Mercenary spyware--specifically Pegasus--prompts a round of Apple patches.
Apple issues emergency patches.
On Thursday Apple issued three emergency patches for a vulnerability that could be exploited to install spyware. The patches affect macOS Ventura 13.5.2, iOS 16.6.1 and iPadOS 16.6.1, and watchOS 9.6.2. "A maliciously crafted attachment may result in arbitrary code execution," the company said in its advisories. "Apple is aware of a report that this issue may have been actively exploited." The report of active exploitation came from the University of Toronto's Citizen Lab, which found evidence that NSO Group’s Pegasus spyware was being installed in vulnerable devices through a zero-click exploit the Lab calls "BLASTPASS." The attacks used PassKit attachments sent as iMessage images. These carried the malicious payload.
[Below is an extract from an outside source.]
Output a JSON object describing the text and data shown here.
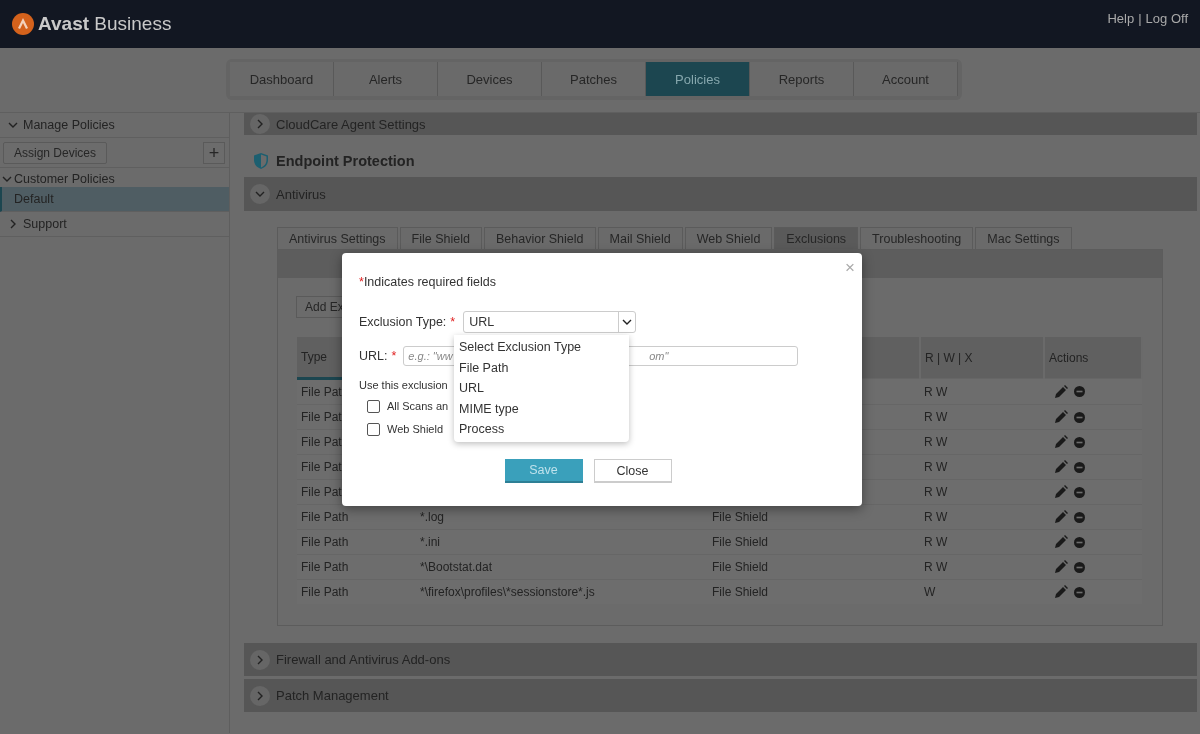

The patches will protect users against BLASTPASS; so will enabling Apple's Lockdown Mode on the device.
"Civil society organization" targeted.
Citizen Lab found BLASTPASS on the device used by "a Washington DC-based civil society organization with international offices. Both Apple and Citizen Lab characterize this threat as "mercenary spyware," that is, it's spyware sold to a variety of actors, especially government security services, without having any essential political connections. The Times of Israel describes Apple's patch as intended specifically to close a vulnerability exploited by NSO's Pegasus.
The Guardian reports that NSO Group declined to comment on the report, since it is “unable to respond to any allegations that do not include any supporting research.” NSO Group has long maintained that its Pegasus product is a lawful intercept tool, sold only to governments for legitimate law enforcement use, but the Guardian has long reported misuse of Pegasus in "Mexico, Saudi Arabia, India, Rwanda and the UAE, among others."
A risk of exploit commodification.
Ken Westin, Field CISO, Panther Labs, wrote with considerations that the vulnerability may have been exploited by others beside Pegasus operators, that it may involve more than commercial spyware."While this exploit initially appears to have been utilized by the NSO Group with their Pegasus spyware, the vulnerability has been identified, and differences between the software versions have been documented. This suggests that exploits targeting this vulnerability are likely to become more widespread and may extend beyond commercial spyware use," he wrote. "The initial exploit employed by the NSO Group for their Pegasus spyware may have been somewhat targeted. However, the NSO Group has not been transparent about the targets of these exploits. In many cases, they have claimed a lack of visibility regarding their use. Regrettably, this software has been used to target innocent individuals, including journalists and dissidents, by authoritarian regimes. While Pegasus exhibits some level of targeting in its usage, the primary concern now, with the patch being published, is the identification of the vulnerability. As a result, it is likely that exploits will become more widespread."